A recent article in Christianity Today describes the departure of Beth Moore from the Southern Baptist Convention. It begins, “For nearly three decades, Beth Moore has been the very model of a modern Southern Baptist.”

I nearly fell out of my chair when I read these words. It has long been something of an unsavory secret that Beth Moore was most definitely not a model Southern Baptist. Her books sold like hotcakes, and she spoke to packed-out stadiums. Moore was a cash cow for her publisher, Lifeway Christian Resources. But she has long been identified as a false teacher by many people from various denominations, including the Southern Baptists.

Some detractors simply disagreed with her presentation style. She is often guilty of suspect hermeneutics, allegorizes Scripture, and molds the biblical text to fit the message she wants to communicate. Her material is embarrassingly insubstantial and often relies on humor and emotional appeal without offering much insight into the text. Others—including many female speakers and bloggers—have more profound complaints, such as her claiming to receive revelation directly from God audibly and through visions, violating Scripture by teaching to mixed audiences (1 Timothy 2:12), using theologically imprecise language, promoting a defective view of salvation, and encouraging false teachers such as Joyce Meyer and the Osteens (among others).

The article describes Moore as an in-depth Bible teacher with unwavering loyalty to her denomination. The author cites Kate Bowler, a historian at Duke Divinity School, who lionizes Moore and identifies her as “a deeply trusted voice across the liberal-conservative divide” whose departure has cost Southern Baptists “a powerful champion.” Beth Allison Barr, a history professor at Baylor, said that Moore’s decision to leave the SBC could prompt many women to go with her.

The CT article did an impressive job of spinning the story so that Moore appeared to be a pariah in her denomination for opposing Donald Trump’s very public history of reprobate living. Following a tried-and-true formula, the author paints Moore as not only a moral champion but also a sexual abuse survivor whose voice was silenced because of her opposition to the President. Thus, it wasn’t so much that Moore failed her denomination; instead, her denomination failed her.

What the article doesn’t say is more telling than what it includes. Moore has offered fellowship to and enthusiastic support for Joyce Meyer, whose doctrinal errors are legion. Apart from her membership in the Word of Faith movement (a “name it and claim it” heretical group that believes every faithful Christian will enjoy good health and abundant financial prosperity), Meyer has given the world spectacular examples of biblical heresy. They include statements that:
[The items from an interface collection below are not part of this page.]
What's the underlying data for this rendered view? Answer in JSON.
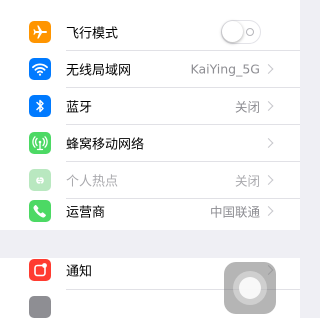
{
  "settings": {
    "airplane": {
      "label": "飞行模式",
      "toggle_on": false
    },
    "wlan": {
      "label": "无线局域网",
      "value": "KaiYing_5G"
    },
    "bluetooth": {
      "label": "蓝牙",
      "value": "关闭"
    },
    "cellular": {
      "label": "蜂窝移动网络"
    },
    "hotspot": {
      "label": "个人热点",
      "value": "关闭"
    },
    "carrier": {
      "label": "运营商",
      "value": "中国联通"
    },
    "notifications": {
      "label": "通知"
    }
  },
  "icons": {
    "airplane": "airplane-icon",
    "wlan": "wifi-icon",
    "bluetooth": "bluetooth-icon",
    "cellular": "antenna-icon",
    "hotspot": "hotspot-icon",
    "carrier": "phone-icon",
    "notifications": "notification-icon",
    "assistive_touch": "assistive-touch-button"
  },
  "colors": {
    "airplane": "#ff9500",
    "wlan": "#007aff",
    "bluetooth": "#007aff",
    "cellular": "#4cd964",
    "hotspot": "#b9e8c0",
    "carrier": "#4cd964",
    "notifications": "#ff3b30"
  }
}
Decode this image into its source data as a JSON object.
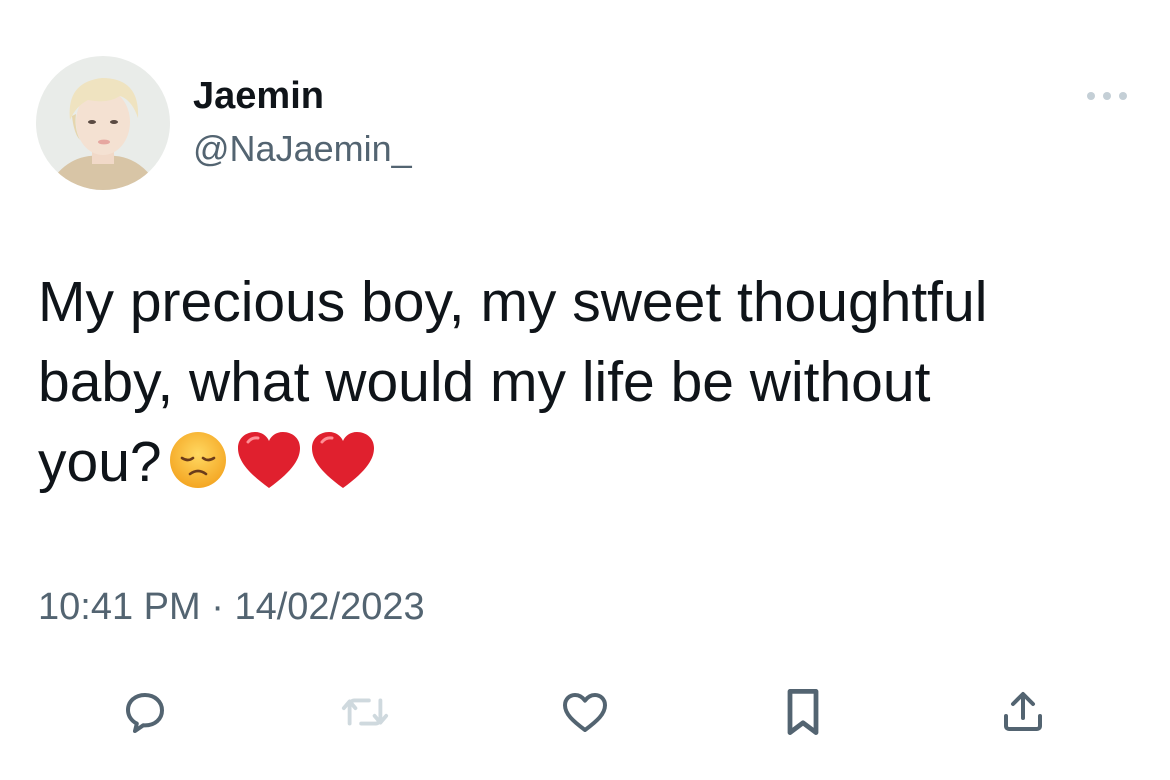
{
  "tweet": {
    "author": {
      "display_name": "Jaemin",
      "handle": "@NaJaemin_",
      "avatar": "avatar-photo"
    },
    "text_line1": "My precious boy, my sweet thoughtful",
    "text_line2": "baby, what would my life be without",
    "text_line3": "you?",
    "emojis": [
      "disappointed-face",
      "red-heart",
      "red-heart"
    ],
    "time": "10:41 PM",
    "separator": "·",
    "date": "14/02/2023"
  },
  "actions": [
    {
      "name": "reply",
      "icon": "speech-bubble-icon"
    },
    {
      "name": "retweet",
      "icon": "retweet-icon",
      "state": "disabled"
    },
    {
      "name": "like",
      "icon": "heart-icon"
    },
    {
      "name": "bookmark",
      "icon": "bookmark-icon"
    },
    {
      "name": "share",
      "icon": "share-icon"
    }
  ],
  "colors": {
    "text_primary": "#0f1419",
    "text_secondary": "#536471",
    "icon_default": "#536471",
    "icon_disabled": "#cfd9de",
    "heart_emoji": "#e0202e",
    "face_emoji": "#f7b731"
  }
}
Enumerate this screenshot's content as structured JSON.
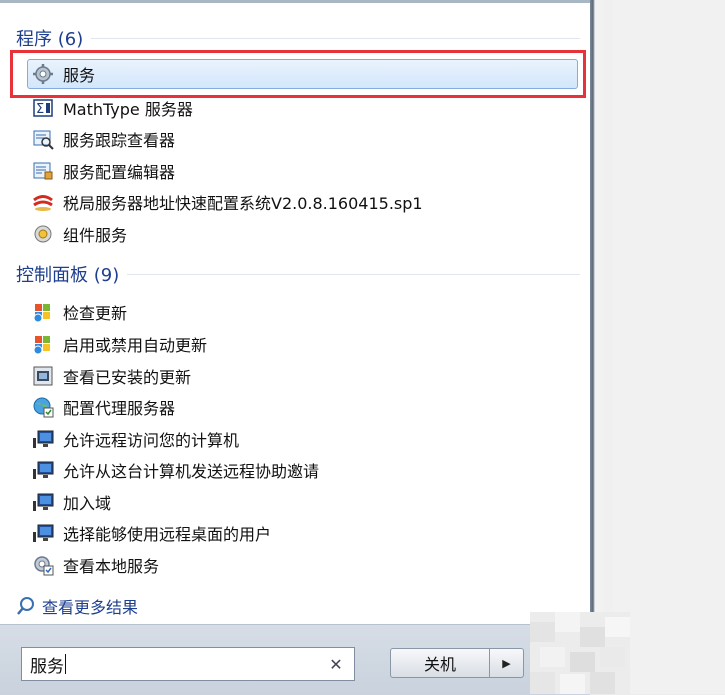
{
  "programs": {
    "header": "程序 (6)",
    "items": [
      {
        "label": "服务",
        "icon": "gear-icon"
      },
      {
        "label": "MathType 服务器",
        "icon": "mathtype-icon"
      },
      {
        "label": "服务跟踪查看器",
        "icon": "trace-viewer-icon"
      },
      {
        "label": "服务配置编辑器",
        "icon": "config-editor-icon"
      },
      {
        "label": "税局服务器地址快速配置系统V2.0.8.160415.sp1",
        "icon": "tax-config-icon"
      },
      {
        "label": "组件服务",
        "icon": "component-services-icon"
      }
    ]
  },
  "control_panel": {
    "header": "控制面板 (9)",
    "items": [
      {
        "label": "检查更新",
        "icon": "windows-update-icon"
      },
      {
        "label": "启用或禁用自动更新",
        "icon": "windows-update-icon"
      },
      {
        "label": "查看已安装的更新",
        "icon": "installed-updates-icon"
      },
      {
        "label": "配置代理服务器",
        "icon": "internet-options-icon"
      },
      {
        "label": "允许远程访问您的计算机",
        "icon": "remote-computer-icon"
      },
      {
        "label": "允许从这台计算机发送远程协助邀请",
        "icon": "remote-computer-icon"
      },
      {
        "label": "加入域",
        "icon": "remote-computer-icon"
      },
      {
        "label": "选择能够使用远程桌面的用户",
        "icon": "remote-computer-icon"
      },
      {
        "label": "查看本地服务",
        "icon": "local-services-icon"
      }
    ]
  },
  "more_results": "查看更多结果",
  "search": {
    "value": "服务"
  },
  "shutdown": {
    "label": "关机"
  },
  "colors": {
    "header": "#1e3f8f",
    "highlight": "#e8323a",
    "selected_border": "#84acdd"
  }
}
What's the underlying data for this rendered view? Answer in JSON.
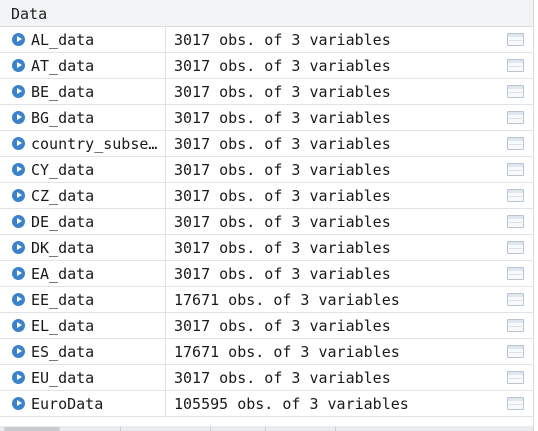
{
  "section": {
    "title": "Data"
  },
  "rows": [
    {
      "name": "AL_data",
      "value": "3017 obs. of 3 variables"
    },
    {
      "name": "AT_data",
      "value": "3017 obs. of 3 variables"
    },
    {
      "name": "BE_data",
      "value": "3017 obs. of 3 variables"
    },
    {
      "name": "BG_data",
      "value": "3017 obs. of 3 variables"
    },
    {
      "name": "country_subse…",
      "value": "3017 obs. of 3 variables"
    },
    {
      "name": "CY_data",
      "value": "3017 obs. of 3 variables"
    },
    {
      "name": "CZ_data",
      "value": "3017 obs. of 3 variables"
    },
    {
      "name": "DE_data",
      "value": "3017 obs. of 3 variables"
    },
    {
      "name": "DK_data",
      "value": "3017 obs. of 3 variables"
    },
    {
      "name": "EA_data",
      "value": "3017 obs. of 3 variables"
    },
    {
      "name": "EE_data",
      "value": "17671 obs. of 3 variables"
    },
    {
      "name": "EL_data",
      "value": "3017 obs. of 3 variables"
    },
    {
      "name": "ES_data",
      "value": "17671 obs. of 3 variables"
    },
    {
      "name": "EU_data",
      "value": "3017 obs. of 3 variables"
    },
    {
      "name": "EuroData",
      "value": "105595 obs. of 3 variables"
    }
  ],
  "icons": {
    "expand": "expand-arrow-icon",
    "view": "data-grid-icon"
  },
  "colors": {
    "expand_icon": "#3b83c8",
    "header_bg": "#f2f3f5",
    "row_border": "#e2e4e7"
  }
}
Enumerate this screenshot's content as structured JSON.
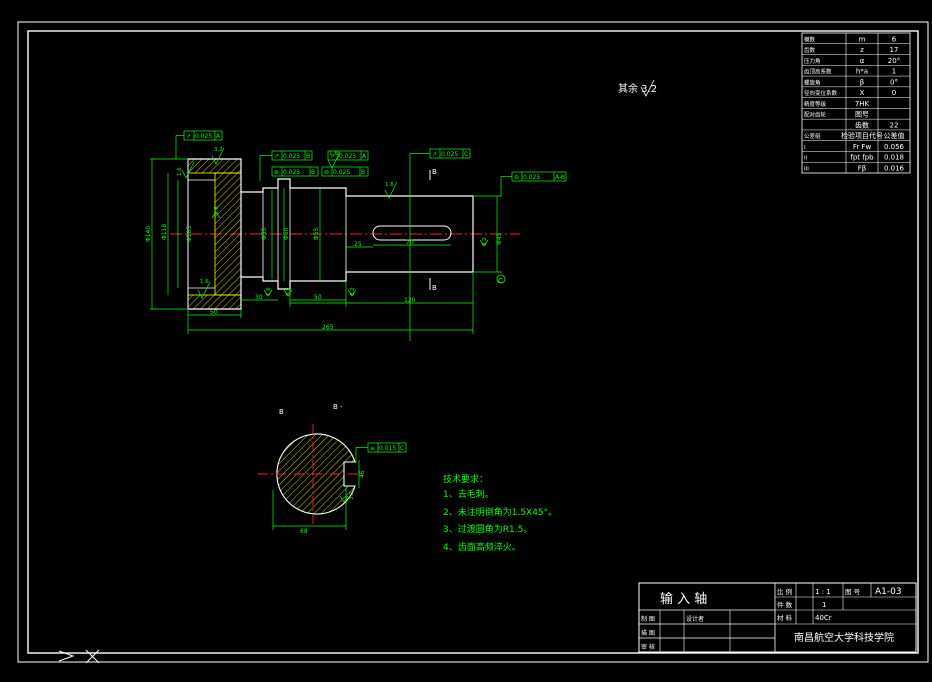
{
  "colors": {
    "background": "#000000",
    "frame": "#ffffff",
    "outline": "#ffffff",
    "dimension": "#00ff00",
    "centerline": "#ff2020",
    "hatch": "#ffff00",
    "text": "#ffffff",
    "note_text": "#00ff00"
  },
  "drawing": {
    "surface_finish_note": "其余 3.2",
    "roughness_values": [
      "3.2",
      "1.6",
      "1.6",
      "1.6",
      "1.6",
      "3.2",
      "3.2",
      "1.6",
      "1.6",
      "3.2",
      "3.2"
    ],
    "tolerance_frames": [
      {
        "symbol": "↗",
        "value": "0.025",
        "datum": "A"
      },
      {
        "symbol": "↗",
        "value": "0.025",
        "datum": "B"
      },
      {
        "symbol": "↗",
        "value": "0.025",
        "datum": "A"
      },
      {
        "symbol": "⊚",
        "value": "0.025",
        "datum": "B"
      },
      {
        "symbol": "⊚",
        "value": "0.025",
        "datum": "B"
      },
      {
        "symbol": "↗",
        "value": "0.025",
        "datum": "C"
      },
      {
        "symbol": "⊚",
        "value": "0.025",
        "datum": "A-B"
      },
      {
        "symbol": "≡",
        "value": "0.015",
        "datum": "C"
      }
    ],
    "dimensions": {
      "d140": "Φ140",
      "d118": "Φ118",
      "d105": "Φ105",
      "d55": "Φ55",
      "d50": "Φ50",
      "d45": "Φ45",
      "len_30": "30",
      "len_50": "50",
      "len_50b": "50",
      "len_120": "120",
      "len_70": "70",
      "len_25": "25",
      "len_265": "265",
      "section_width": "68",
      "section_depth": "45"
    },
    "section_labels": {
      "left": "B",
      "title": "B -",
      "cut_a": "B",
      "cut_b": "B"
    },
    "datum_label": "C"
  },
  "tech_requirements": {
    "title": "技术要求：",
    "items": [
      "1、去毛刺。",
      "2、未注明倒角为1.5X45°。",
      "3、过渡圆角为R1.5。",
      "4、齿面高频淬火。"
    ]
  },
  "param_table": {
    "rows": [
      [
        "模数",
        "m",
        "6"
      ],
      [
        "齿数",
        "z",
        "17"
      ],
      [
        "压力角",
        "α",
        "20°"
      ],
      [
        "齿顶高系数",
        "h*a",
        "1"
      ],
      [
        "螺旋角",
        "β",
        "0°"
      ],
      [
        "径向变位系数",
        "X",
        "0"
      ],
      [
        "精度等级",
        "7HK",
        ""
      ],
      [
        "配对齿轮",
        "图号",
        ""
      ],
      [
        "",
        "齿数",
        "22"
      ],
      [
        "公差组",
        "检验项目代号",
        "公差值"
      ],
      [
        "I",
        "Fr Fw",
        "0.056"
      ],
      [
        "II",
        "fpt fpb",
        "0.018"
      ],
      [
        "III",
        "Fβ",
        "0.016"
      ]
    ]
  },
  "title_block": {
    "part_name": "输 入 轴",
    "scale_label": "比 例",
    "scale_value": "1 : 1",
    "drawing_no_label": "图 号",
    "drawing_no": "A1-03",
    "qty_label": "件 数",
    "qty_value": "1",
    "material_label": "材 料",
    "material": "40Cr",
    "drawn_by": "制 图",
    "designer": "设计者",
    "checked_by": "描 图",
    "reviewed_by": "审 核",
    "school": "南昌航空大学科技学院"
  }
}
    • Jesus ceased being the Son of God when he died.
    • Jesus became the first born-again human being when he was suffering in hell. It was there that demons punished him before the resurrection.
    • Christians are like “little gods” because we’re made in God’s image.
    • Christians should be happy, healthy, and wealthy. If not, it’s because they have a lack of faith.
    • God speaks to her by direct revelation.

Moore has also endorsed Victoria Osteen, who made waves when she claimed this:

So, I want you to know this morning: Just do good for your own self. Do good because God wants you to be happy. When you come to church, when you worship Him, you’re not doing it for God really. You’re doing it for yourself, because that’s what makes God happy. Amen?

Faithful Christians shun narcissistic, blasphemous teachers like Meyer and Osteen. They test their teachings against the Bible (1 John 4:1-6; cf. Matthew 7:15-20). They publicly reject and admonish them for teaching error (Ephesians 5:11; 1 Timothy 1:3-4, 18-20; 2 Timothy 4:2; cf. Titus 3:10-11; 2 John 1:10-11). Moore has offered them unqualified support and speaks at conferences where such teachers are put on pedestals.

Moore claims to receive direct revelation, which she highlights in stories such as when God once told her to go to a specific bus stop to give money to someone or brush a stranger’s hair in the airport. She employs poor hermeneutics and twists verses out of context (cf. 2 Peter 3:16-17). She values emotion over truth (cf. 2 Timothy 4:3-4). In other words, she uses the typical false teacher’s playbook.

No amount of spin can conceal the fact that Moore left the Southern Baptists many years ago. She only recently made it official.

She isn’t a hero. She’s a heretic.